Task prompt: Below are the records; copy each line in them that holds the word "certificate".

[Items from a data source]
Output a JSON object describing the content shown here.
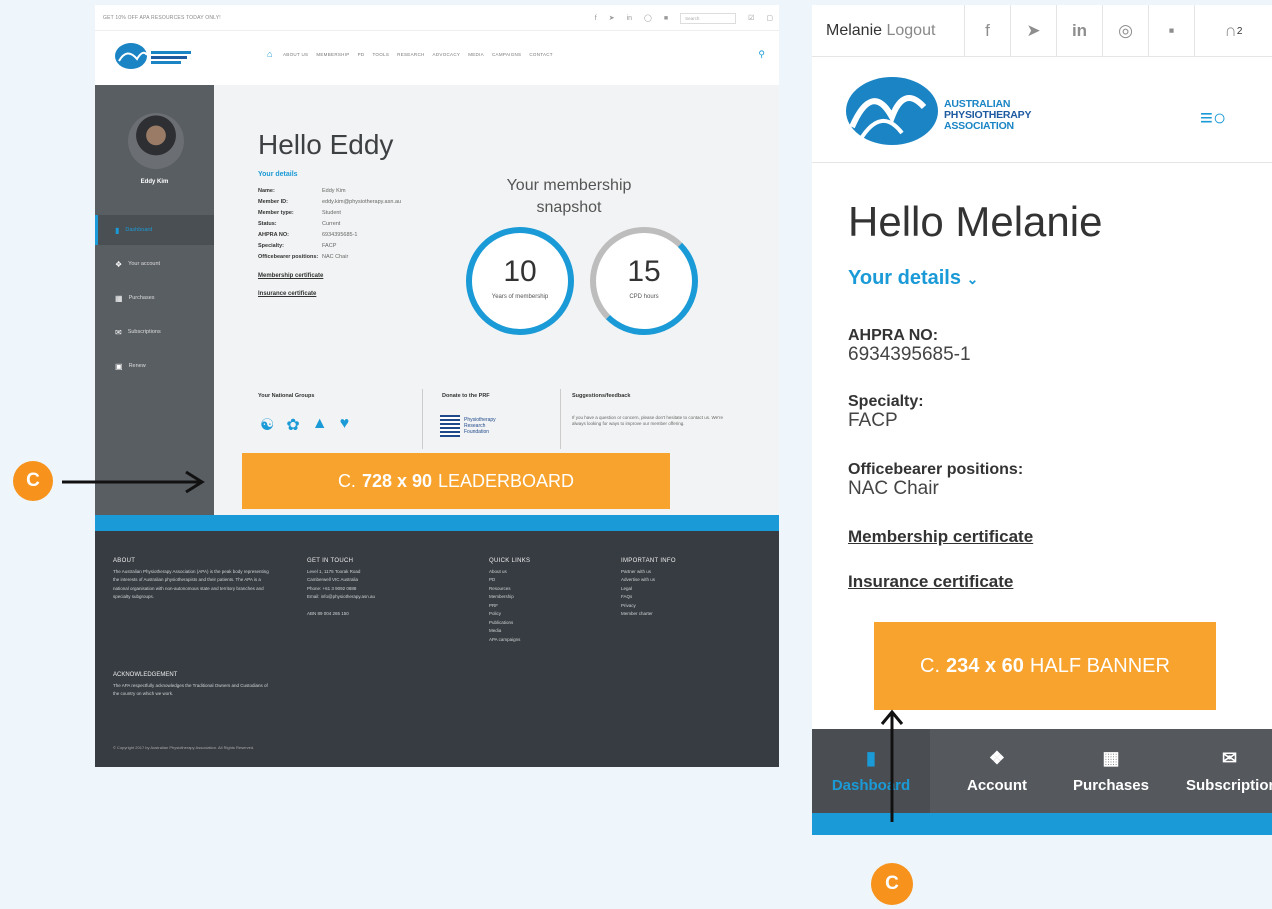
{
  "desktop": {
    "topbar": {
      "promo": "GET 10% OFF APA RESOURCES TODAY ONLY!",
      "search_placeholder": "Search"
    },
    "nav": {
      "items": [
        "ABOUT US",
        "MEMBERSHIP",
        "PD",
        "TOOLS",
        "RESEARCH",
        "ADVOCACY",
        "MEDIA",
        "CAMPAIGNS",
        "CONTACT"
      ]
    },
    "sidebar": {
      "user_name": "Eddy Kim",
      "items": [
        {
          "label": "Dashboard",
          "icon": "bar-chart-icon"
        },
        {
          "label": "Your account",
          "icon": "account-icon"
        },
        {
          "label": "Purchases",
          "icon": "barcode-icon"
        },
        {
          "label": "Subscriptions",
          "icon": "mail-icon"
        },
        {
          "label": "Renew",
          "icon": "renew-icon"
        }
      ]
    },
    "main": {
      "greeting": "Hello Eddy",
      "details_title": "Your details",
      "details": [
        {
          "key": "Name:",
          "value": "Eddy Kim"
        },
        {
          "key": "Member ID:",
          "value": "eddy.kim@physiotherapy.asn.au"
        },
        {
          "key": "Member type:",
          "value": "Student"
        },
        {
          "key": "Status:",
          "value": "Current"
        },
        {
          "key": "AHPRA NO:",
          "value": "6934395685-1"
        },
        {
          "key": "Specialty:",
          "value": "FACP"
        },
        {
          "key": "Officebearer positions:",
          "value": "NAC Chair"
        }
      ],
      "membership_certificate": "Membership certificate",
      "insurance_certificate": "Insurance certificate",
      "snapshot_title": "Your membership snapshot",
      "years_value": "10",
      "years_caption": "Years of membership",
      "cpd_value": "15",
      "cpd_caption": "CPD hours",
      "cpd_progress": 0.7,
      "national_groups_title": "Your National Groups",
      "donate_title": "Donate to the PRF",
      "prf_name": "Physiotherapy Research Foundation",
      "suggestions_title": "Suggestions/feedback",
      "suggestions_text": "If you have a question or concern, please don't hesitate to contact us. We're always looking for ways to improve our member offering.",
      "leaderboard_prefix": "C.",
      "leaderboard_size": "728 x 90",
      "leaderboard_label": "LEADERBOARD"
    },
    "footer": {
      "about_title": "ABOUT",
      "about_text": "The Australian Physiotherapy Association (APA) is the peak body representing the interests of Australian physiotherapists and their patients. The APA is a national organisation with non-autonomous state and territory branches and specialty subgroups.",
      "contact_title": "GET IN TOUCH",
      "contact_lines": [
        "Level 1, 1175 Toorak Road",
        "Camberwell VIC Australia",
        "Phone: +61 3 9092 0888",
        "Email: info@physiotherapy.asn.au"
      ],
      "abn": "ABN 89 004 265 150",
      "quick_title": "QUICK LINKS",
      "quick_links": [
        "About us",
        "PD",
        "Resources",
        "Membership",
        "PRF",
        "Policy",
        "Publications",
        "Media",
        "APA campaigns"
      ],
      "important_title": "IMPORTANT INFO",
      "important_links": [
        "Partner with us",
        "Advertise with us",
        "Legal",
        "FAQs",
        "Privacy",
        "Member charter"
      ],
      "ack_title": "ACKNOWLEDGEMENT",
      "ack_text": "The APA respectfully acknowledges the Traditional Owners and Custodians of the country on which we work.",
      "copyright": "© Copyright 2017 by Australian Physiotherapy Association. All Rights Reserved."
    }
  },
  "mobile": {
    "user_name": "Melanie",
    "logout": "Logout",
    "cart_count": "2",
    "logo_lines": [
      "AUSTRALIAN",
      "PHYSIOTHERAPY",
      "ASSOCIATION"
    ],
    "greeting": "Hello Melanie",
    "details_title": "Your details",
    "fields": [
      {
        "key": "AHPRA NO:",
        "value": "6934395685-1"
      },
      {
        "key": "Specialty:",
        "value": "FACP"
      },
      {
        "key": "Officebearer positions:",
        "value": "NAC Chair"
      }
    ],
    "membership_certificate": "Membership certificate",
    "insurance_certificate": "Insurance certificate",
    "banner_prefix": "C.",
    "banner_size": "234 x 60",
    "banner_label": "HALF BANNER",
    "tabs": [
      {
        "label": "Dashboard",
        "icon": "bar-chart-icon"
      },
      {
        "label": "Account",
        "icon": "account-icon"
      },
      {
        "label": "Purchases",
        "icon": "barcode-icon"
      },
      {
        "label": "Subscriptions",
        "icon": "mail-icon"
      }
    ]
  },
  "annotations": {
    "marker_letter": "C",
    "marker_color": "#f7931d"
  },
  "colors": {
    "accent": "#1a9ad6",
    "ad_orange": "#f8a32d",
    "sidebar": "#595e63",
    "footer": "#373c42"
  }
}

Output of the exercise:
      "membership_certificate": "Membership certificate",
      "insurance_certificate": "Insurance certificate",
    "membership_certificate": "Membership certificate",
    "insurance_certificate": "Insurance certificate",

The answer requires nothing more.